Claude Duncan, the agency's vice-president of sales and promotions, made the comments at the 'National Capacity Building Workshop on the Protection of Intellectual Property for Small & Medium-Sized Enterprises', which was held last week at JAMPRO's Business Auditorium, St Andrew.

The workshop, held jointly by JAMPRO, Caribbean Export, and the Jamaica Intellectual Property Office (JIPO), was hosted to build awareness of the importance of identifying and protecting a business' intellectual property. The partners also aim to boost Jamaica's export development, promotion and sales by empowering companies with the knowledge to protect their products and trademarks.

With Caribbean Export identifying intellectual property (IP) as an increasingly important element of trade, the partners say that businesses will be better positioned to reap greater benefits when exporting if they consider the full range of IP issues in rolling out new products and expanding into new markets.


Educating exporters is necessary to protect intellectual property


As JAMPRO looks to boost the country's export performance, the agency said that with the addition of new international markets for export, it is important for exporters to be knowledgeable about the implications around intellectual property (IP) in entering the market. The challenge lies in equipping business owners with the relevant information to protect their intellectual property.

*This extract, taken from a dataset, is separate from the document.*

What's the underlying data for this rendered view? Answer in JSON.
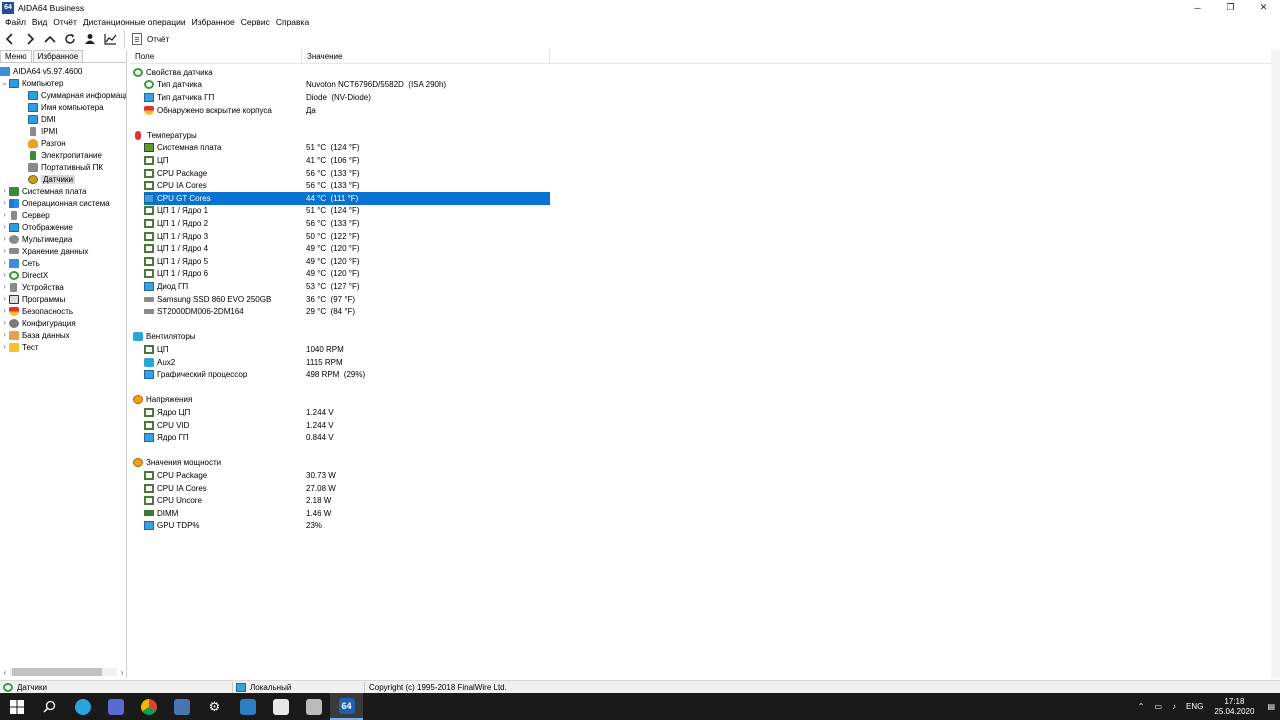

The workshop sought to address this challenge, and JAMPRO's vice-president of sales and promotion, Claude Duncan, emphasised this in his opening remarks at the event, "This workshop is timely, given the hypercompetitive global environment in which we operate. Many businesses in the Caribbean do not register their trademarks or other IP, citing lack of awareness of what is necessary, the difficulty of the process and/or the cost associated with the registration."

Duncan said intellectual property protection is needed to foster innovation, and that the training was critical to build knowledge of IP in the Jamaican business community. JAMPRO continues to seek out more opportunities to educate exporters on leveraging intellectual property laws to protect their products and services locally and abroad.

The full-day workshop focused on intellectual property rights and their role in brand development. The Jamaica Intellectual Property Office also gave an overview of Jamaica's IP Framework and the use of intellectual property by small and medium enterprises.